The above image shows the beginning of the sheet music for John Stump’s Faerie’s Aire and Death Waltz. This musical piece was intentionally designed to be utterly unplayable (according to his nephew’s blog), but is nonetheless fairly widely known and distributed online. Despite the fact that it cannot be played – and I maintain the position that it can’t be played, despite valiant attempts – Stump’s piece’s charming ridiculousness renders it, or at least the sheet music, something of an artistic achievement. Art can be confusing or incomprehensible; sometimes it’s even supposed to be. Academic work is not. It’s supposed to be useful and understandable – that’s why ‘good practice’ is important. That’s why we have normative citation styles. That’s why we have a clear standard documentation style for digital scholarly projects. Actually, we don’t.

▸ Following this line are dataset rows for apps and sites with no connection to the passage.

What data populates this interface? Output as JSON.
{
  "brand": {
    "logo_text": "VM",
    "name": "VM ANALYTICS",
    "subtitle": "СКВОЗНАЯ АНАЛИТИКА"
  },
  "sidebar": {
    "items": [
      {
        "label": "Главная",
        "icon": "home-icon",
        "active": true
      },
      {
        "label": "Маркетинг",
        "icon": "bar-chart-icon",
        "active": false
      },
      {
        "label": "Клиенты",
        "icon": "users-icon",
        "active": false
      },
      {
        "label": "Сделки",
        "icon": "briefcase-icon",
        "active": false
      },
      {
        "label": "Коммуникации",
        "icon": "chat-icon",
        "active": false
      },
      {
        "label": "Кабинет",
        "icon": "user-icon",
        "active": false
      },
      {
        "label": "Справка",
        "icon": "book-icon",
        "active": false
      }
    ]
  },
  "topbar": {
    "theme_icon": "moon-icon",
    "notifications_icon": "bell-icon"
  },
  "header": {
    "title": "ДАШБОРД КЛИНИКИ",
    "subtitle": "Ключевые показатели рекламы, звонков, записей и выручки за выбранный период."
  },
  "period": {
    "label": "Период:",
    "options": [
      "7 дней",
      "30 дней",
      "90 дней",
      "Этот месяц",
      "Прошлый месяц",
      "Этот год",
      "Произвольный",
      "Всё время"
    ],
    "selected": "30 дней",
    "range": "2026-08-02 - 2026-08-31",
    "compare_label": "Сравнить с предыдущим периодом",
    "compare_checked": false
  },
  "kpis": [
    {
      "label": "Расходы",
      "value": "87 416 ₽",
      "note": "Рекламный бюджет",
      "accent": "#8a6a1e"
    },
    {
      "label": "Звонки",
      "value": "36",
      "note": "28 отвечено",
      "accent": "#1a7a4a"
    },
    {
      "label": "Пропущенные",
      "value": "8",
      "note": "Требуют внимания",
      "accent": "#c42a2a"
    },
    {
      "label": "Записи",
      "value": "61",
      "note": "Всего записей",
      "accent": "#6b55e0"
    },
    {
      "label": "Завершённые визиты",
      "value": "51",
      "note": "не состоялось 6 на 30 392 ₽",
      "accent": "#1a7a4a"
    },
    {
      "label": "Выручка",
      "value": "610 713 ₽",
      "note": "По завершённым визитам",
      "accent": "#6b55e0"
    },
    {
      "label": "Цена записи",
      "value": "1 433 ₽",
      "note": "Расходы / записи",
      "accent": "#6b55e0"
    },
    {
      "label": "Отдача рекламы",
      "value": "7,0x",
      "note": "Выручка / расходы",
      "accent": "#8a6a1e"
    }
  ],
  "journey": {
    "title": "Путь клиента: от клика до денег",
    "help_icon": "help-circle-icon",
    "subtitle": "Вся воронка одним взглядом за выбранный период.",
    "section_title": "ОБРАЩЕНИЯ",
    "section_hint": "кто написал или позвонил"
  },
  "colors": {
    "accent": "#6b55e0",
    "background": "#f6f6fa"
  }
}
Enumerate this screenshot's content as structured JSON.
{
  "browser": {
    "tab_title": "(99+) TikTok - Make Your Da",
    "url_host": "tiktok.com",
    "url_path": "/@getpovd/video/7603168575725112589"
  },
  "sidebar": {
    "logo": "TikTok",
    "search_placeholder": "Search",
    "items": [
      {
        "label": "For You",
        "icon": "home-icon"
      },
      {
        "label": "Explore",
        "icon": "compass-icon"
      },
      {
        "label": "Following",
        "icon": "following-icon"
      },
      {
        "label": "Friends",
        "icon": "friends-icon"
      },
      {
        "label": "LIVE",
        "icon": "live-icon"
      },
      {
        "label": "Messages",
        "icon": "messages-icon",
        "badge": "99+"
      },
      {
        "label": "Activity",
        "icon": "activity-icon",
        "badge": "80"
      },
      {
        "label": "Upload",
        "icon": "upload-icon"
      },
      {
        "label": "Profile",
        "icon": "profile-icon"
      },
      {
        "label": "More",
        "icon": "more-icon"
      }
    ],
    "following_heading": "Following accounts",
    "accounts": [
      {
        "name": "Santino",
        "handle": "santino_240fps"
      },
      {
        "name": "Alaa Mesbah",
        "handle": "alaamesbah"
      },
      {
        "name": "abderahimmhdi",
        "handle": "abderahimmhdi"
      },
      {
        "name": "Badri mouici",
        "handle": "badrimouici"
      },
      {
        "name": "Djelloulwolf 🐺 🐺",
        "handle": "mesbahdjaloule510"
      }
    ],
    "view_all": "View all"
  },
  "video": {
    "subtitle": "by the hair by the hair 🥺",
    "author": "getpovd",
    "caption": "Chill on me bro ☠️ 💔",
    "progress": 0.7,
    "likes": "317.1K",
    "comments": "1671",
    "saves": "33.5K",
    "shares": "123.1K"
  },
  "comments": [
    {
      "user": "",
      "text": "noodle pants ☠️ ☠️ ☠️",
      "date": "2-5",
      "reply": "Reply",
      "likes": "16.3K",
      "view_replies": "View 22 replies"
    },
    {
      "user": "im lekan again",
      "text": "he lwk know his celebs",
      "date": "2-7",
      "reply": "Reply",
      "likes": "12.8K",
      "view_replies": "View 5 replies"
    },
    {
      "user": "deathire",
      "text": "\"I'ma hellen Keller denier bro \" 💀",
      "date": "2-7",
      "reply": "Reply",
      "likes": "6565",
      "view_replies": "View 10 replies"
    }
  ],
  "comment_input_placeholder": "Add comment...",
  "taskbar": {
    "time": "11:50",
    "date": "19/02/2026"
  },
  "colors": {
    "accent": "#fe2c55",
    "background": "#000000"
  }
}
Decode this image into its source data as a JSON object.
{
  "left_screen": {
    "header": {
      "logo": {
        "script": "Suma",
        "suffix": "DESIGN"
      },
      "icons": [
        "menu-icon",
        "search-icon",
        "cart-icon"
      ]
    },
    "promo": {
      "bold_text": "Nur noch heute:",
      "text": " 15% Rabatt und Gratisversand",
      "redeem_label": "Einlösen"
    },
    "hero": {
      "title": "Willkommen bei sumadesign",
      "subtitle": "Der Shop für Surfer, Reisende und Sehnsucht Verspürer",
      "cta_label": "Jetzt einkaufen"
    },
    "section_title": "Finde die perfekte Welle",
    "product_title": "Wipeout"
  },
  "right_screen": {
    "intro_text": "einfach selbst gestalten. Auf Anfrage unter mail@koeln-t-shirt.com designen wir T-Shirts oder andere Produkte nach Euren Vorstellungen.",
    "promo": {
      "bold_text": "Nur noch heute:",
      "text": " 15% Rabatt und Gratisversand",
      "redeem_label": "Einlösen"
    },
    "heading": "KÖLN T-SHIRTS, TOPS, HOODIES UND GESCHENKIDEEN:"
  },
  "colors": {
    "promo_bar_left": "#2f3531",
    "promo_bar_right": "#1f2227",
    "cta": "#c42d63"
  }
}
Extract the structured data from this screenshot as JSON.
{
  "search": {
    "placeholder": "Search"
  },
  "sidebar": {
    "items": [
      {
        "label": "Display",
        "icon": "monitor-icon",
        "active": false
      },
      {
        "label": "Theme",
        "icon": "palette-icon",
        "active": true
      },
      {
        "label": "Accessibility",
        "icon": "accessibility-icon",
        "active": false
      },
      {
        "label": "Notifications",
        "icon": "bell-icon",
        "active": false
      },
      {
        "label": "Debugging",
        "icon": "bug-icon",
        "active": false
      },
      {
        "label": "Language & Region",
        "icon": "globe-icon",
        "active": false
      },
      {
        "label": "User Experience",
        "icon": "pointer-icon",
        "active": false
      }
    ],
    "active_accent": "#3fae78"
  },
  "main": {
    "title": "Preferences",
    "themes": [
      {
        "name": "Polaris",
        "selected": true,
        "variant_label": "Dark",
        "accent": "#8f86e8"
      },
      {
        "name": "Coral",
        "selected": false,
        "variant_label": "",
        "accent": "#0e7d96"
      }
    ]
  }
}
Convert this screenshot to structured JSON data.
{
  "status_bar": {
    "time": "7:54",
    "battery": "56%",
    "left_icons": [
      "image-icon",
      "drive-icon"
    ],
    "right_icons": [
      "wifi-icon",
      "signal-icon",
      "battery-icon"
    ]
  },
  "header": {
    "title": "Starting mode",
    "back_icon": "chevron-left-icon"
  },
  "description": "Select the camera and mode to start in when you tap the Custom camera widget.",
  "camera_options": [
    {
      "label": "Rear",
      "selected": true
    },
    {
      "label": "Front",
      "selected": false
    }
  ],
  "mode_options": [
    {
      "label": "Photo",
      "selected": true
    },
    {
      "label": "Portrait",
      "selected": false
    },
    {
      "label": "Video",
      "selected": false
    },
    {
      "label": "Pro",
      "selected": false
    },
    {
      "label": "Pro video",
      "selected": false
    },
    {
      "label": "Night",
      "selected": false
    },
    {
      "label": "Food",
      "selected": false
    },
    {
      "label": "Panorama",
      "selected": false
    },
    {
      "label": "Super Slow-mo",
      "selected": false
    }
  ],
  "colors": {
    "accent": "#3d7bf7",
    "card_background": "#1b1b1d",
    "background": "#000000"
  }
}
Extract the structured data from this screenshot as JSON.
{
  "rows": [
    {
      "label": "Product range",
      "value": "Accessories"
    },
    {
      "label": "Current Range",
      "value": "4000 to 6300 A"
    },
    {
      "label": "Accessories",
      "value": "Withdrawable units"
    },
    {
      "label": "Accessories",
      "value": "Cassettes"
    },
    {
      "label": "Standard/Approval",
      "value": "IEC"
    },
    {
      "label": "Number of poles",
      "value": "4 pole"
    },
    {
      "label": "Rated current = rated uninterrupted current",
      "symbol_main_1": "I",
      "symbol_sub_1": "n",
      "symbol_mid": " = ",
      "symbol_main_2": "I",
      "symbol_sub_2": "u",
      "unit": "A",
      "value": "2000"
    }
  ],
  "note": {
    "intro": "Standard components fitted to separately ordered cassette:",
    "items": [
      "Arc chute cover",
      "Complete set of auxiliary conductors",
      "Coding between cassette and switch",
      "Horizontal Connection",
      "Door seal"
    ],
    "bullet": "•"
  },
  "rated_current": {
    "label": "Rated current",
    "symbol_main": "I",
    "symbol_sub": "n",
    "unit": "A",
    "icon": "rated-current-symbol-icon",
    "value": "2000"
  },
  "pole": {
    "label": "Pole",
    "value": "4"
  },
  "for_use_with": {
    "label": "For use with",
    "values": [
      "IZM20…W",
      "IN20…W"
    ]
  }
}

In the context of digital scholarship, clarity and documentation have become relevant in different ways than traditional scholars might be used to. Because the digital humanities rely on digital tools, documenting the way those tools are used and how data produced by them is dealt with has become highly important. Particularly with regard to comprehensibility and the ability to reproduce and modify methods, extensive documentation is essential for a digital humanities project in terms of scholarly value. While working on our own little project, we have recently had to start thinking about what exactly we will have to include in the “documentation” section of our project site. In order to try and find examples of how this might best be done, I had a look at a couple of elaborate digital humanities projects that I hoped would feature extensive documentation (e.g. Women Writers Project, Mapping the Republic of Letters, Open Joyce, HeDoThePolice.Org). Although some of these feature quite extensive documentation on TEI/XML mark-up and algorithms used, there does not seem to be any consistency in the ways these projects are documented. Admittedly, they’re not all meant to be highly academic (OpenJoyce seems to be more of an artsy community hub than a scholarly project), but I feel that this lack of coherency with regard to the set-up of the site is a bit problematic. It means that for every project, academic or not, whose documentation one might like to check, a different (not always intuitive) way of checking them has to be learned. And having to mentally switch from Faerie’s Aire to Death Waltz for every other project is simply inconvenient. I’m not saying that the documentation of these sites as such is usually bad. I just think that the lack of standards decreases the usability of such sites in a scholarly context greatly.
Claire Warwick addresses this issue in her 2009 article “Documentation and the Users of Digital Resources in the Humanities”, and describes documentation as “extended metadata” (5). She makes a distinction between technical and procedural documentation, both of which are highly important. However, since our project is not going to involve complicated mark-ups or programmes invented/implemented by ourselves, I feel that what we are going to have to focus on is procedural documentation, which involves pointing out where we got our material and tools from, what editorial choices were made in the creation of our project and a precise description of how and under what circumstances the project was run. As Warwick states, procedural documentation ideally does not only preserve “the institutional memory of a project”, but in doing so also “helps give users confidence in the quality and reliability of digital resources” (6). Particularly in order to avoid or at least address scepticism from traditional literary scholars, I feel that it is therefore vital that a certain degree of standardisation with regard to digital and online academic work be established. With regard to our own project, I guess we will have to find our own way to ensure thorough documentation, since even the Modern Language Association – our trusted consultant when it comes to citations – only seems to know how to quote and evaluate websites, not how to properly document them.
It’s up to us, then, to
Warwick et al. “Documentation and the Users of Digital Resources in the Humanities”. Journal of Documentation. Vol. 65:1. Emerald Publishing Group, 2009. Accessed via http://discovery.ucl.ac.uk/13809/
Exam No. B054532